The last three times Azarenka participated in the Australian Open, she has been sent home by Serena Williams. In 2008, Williams defeated Azarenka in the third round, in 2009 in was the fourth round and in 2010, Azarenka made it to the quarterfinals.
This year, maybe, Azarenka will go all the way without Serena Williams blocking her path.
Although Na Li has recent victories, look for Azarenka to make it past the quarterfinals in 2011.
The Danish Quarter: Caroline Wozniacki, The No. 1 Seed
This quarter is loaded, to put it mildly.
Wozniacki’s first opponent could be a real test for the Dane, although she has not played Gisela Dulko since 2008.
The two met three times that year with Wozniacki winning their two hard-court matches at the Australian Open and the Japan Open in Tokyo. Dulko won on clay in Berlin.
So far in 2011, Wozniacki has lost two exhibition matches to Kim Clijsters and Vera Zvonareva earlier this year––which is forgivable.
But then the Dane lost to No. 32 ranked Dominika Cibulkova in the second round at Sydney as the No. 1 seed.
Still Wozniacki says she remains confident as she heads into Melbourne. But you have to wonder coming into the Australian Open seeded No. 1 without Serena Williams in the draw––if the pressure is not getting to the 20-year old.
No doubt, Wozniacki will take care of Dulko, although the Argentine likes to take down top seeds. Dulko can be a handful when she is playing her best.
Should the Dane survive, awaiting her in the third round could be the same Slovakian Cibulkova who defeated her in Sydney.
In the fourth round the Dane might find herself facing the No. 15 seed Marion Bartoli or the No. 21 seed Yanina Wickmayer also very capable of upsetting the Dane.
The real issue for the No. 1 seed is later down the road when Wozniacki meets her potential quarterfinal opponent––one of the many talented players advancing through the bottom of Wozniacki’s quarter.
The Danish Quarter: Francesca Schiavone, The No. 6 Seed
The No. 11 seed Justine Henin as well as the No. 6 seed Francesca Schiavone will be battling it out to get to the quarterfinals.
Schiavone, of course, is the 2010 French Open champion.
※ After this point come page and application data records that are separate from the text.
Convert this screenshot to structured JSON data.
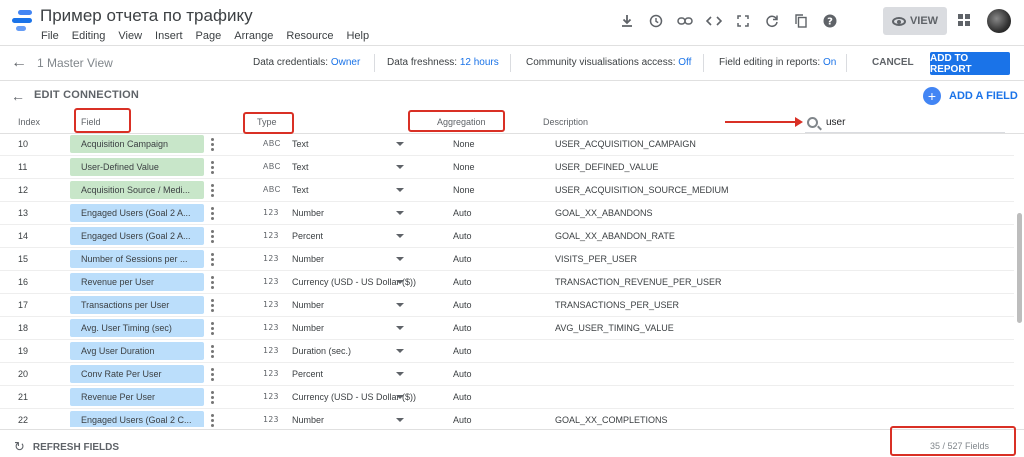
{
  "app": {
    "title": "Пример отчета по трафику",
    "menu": [
      "File",
      "Editing",
      "View",
      "Insert",
      "Page",
      "Arrange",
      "Resource",
      "Help"
    ],
    "view_label": "VIEW",
    "icons": [
      "download-icon",
      "history-icon",
      "link-icon",
      "embed-code-icon",
      "fullscreen-icon",
      "refresh-icon",
      "copy-icon",
      "help-icon"
    ]
  },
  "toolbar": {
    "master_view": "1 Master View",
    "credentials_label": "Data credentials:",
    "credentials_value": "Owner",
    "freshness_label": "Data freshness:",
    "freshness_value": "12 hours",
    "community_label": "Community visualisations access:",
    "community_value": "Off",
    "field_editing_label": "Field editing in reports:",
    "field_editing_value": "On",
    "cancel_label": "CANCEL",
    "add_report_label": "ADD TO REPORT"
  },
  "edit": {
    "label": "EDIT CONNECTION",
    "add_field_label": "ADD A FIELD"
  },
  "columns": {
    "index": "Index",
    "field": "Field",
    "type": "Type",
    "aggregation": "Aggregation",
    "description": "Description"
  },
  "search": {
    "value": "user"
  },
  "rows": [
    {
      "index": "10",
      "field": "Acquisition Campaign",
      "kind": "dim",
      "type_icon": "ABC",
      "type": "Text",
      "agg": "None",
      "desc": "USER_ACQUISITION_CAMPAIGN"
    },
    {
      "index": "11",
      "field": "User-Defined Value",
      "kind": "dim",
      "type_icon": "ABC",
      "type": "Text",
      "agg": "None",
      "desc": "USER_DEFINED_VALUE"
    },
    {
      "index": "12",
      "field": "Acquisition Source / Medi...",
      "kind": "dim",
      "type_icon": "ABC",
      "type": "Text",
      "agg": "None",
      "desc": "USER_ACQUISITION_SOURCE_MEDIUM"
    },
    {
      "index": "13",
      "field": "Engaged Users (Goal 2 A...",
      "kind": "met",
      "type_icon": "123",
      "type": "Number",
      "agg": "Auto",
      "desc": "GOAL_XX_ABANDONS"
    },
    {
      "index": "14",
      "field": "Engaged Users (Goal 2 A...",
      "kind": "met",
      "type_icon": "123",
      "type": "Percent",
      "agg": "Auto",
      "desc": "GOAL_XX_ABANDON_RATE"
    },
    {
      "index": "15",
      "field": "Number of Sessions per ...",
      "kind": "met",
      "type_icon": "123",
      "type": "Number",
      "agg": "Auto",
      "desc": "VISITS_PER_USER"
    },
    {
      "index": "16",
      "field": "Revenue per User",
      "kind": "met",
      "type_icon": "123",
      "type": "Currency (USD - US Dollar ($))",
      "agg": "Auto",
      "desc": "TRANSACTION_REVENUE_PER_USER"
    },
    {
      "index": "17",
      "field": "Transactions per User",
      "kind": "met",
      "type_icon": "123",
      "type": "Number",
      "agg": "Auto",
      "desc": "TRANSACTIONS_PER_USER"
    },
    {
      "index": "18",
      "field": "Avg. User Timing (sec)",
      "kind": "met",
      "type_icon": "123",
      "type": "Number",
      "agg": "Auto",
      "desc": "AVG_USER_TIMING_VALUE"
    },
    {
      "index": "19",
      "field": "Avg User Duration",
      "kind": "met",
      "type_icon": "123",
      "type": "Duration (sec.)",
      "agg": "Auto",
      "desc": ""
    },
    {
      "index": "20",
      "field": "Conv Rate Per User",
      "kind": "met",
      "type_icon": "123",
      "type": "Percent",
      "agg": "Auto",
      "desc": ""
    },
    {
      "index": "21",
      "field": "Revenue Per User",
      "kind": "met",
      "type_icon": "123",
      "type": "Currency (USD - US Dollar ($))",
      "agg": "Auto",
      "desc": ""
    },
    {
      "index": "22",
      "field": "Engaged Users (Goal 2 C...",
      "kind": "met",
      "type_icon": "123",
      "type": "Number",
      "agg": "Auto",
      "desc": "GOAL_XX_COMPLETIONS"
    }
  ],
  "footer": {
    "refresh_label": "REFRESH FIELDS",
    "field_count": "35 / 527 Fields"
  },
  "colors": {
    "accent": "#1a73e8",
    "dimension_chip": "#c8e6c9",
    "metric_chip": "#bbdefb",
    "highlight_red": "#d93025"
  }
}
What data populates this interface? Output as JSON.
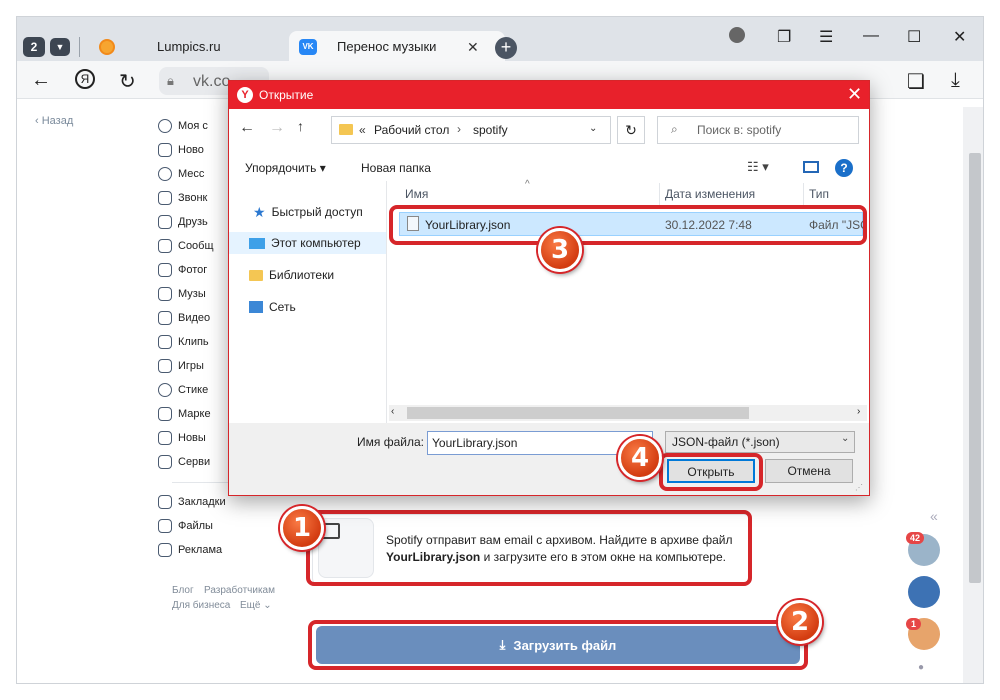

The Italian has enjoyed a real resurgence since her break through in Paris.
Henin, who has been injured much of 2010 after her fall at 2010 Wimbledon, is hoping for a repeat of last year’s Australian Open when the Belgian made the finals where she lost to eventual champion, Serena Williams.
Henin, moreover, could meet former French and U.S. Open champion, No. 23 seed Svetlana Kuznetsova in the third round.
The Russian is trying to work her way back into the women’s top ten after suffering from poorer than normal results for the past year.
Schiavone, on the other hand, might meet the No. 32 seed Tsvetana Pironkova from Bulgaria in the third round.
The two have met three times in the past and Schiavone leads their head to head 3-0, winning once on grass in 2006 and twice on hard courts in 2007 and 2009.
The tall Pironkova, however, was impressive defeating Venus Williams in the quarterfinals of Wimbledon in 2010, making it to the semifinals where she lost to Vera Zvonareva.
The Bulgarian has definitely improved her ranking and her game. She will not be the same player Schiavone met in 2009.
You have to like Henin making it through to meet Wozniacki in the quarterfinals with Henin emerging as the quarterfinal winner.
2011 Ladies Australian Open Semfinals and Finals
While this might be an excellent chance for Wozniacki to win her first slam trophy, it also offers the best opportunity for several other players seeking to win this Australian Open Championship.
More players seem to handle hard courts better than clay or grass surfaces.
Wozniacki has worked very hard to reach the rank of the No. 1 player of the world, improving her overall game, serve and court coverage.
In 2008 Wozniacki made to fourth round of the Australian Open losing to Ana Ivanovic 6-1, 7-6. In 2009 the Dane lost to Jelena Dokic 3-6, 6-1, 6-2. Last year, in 2010, Wozniacki made it again to the fourth round where she lost to Na Li of China 6-4, 6-3.
It would be wonderful, but this will not be her year.
Australian Open Semifinals:
Clijsters vs. Stosur
Azarenka vs. Henin
Stosur vs. Henin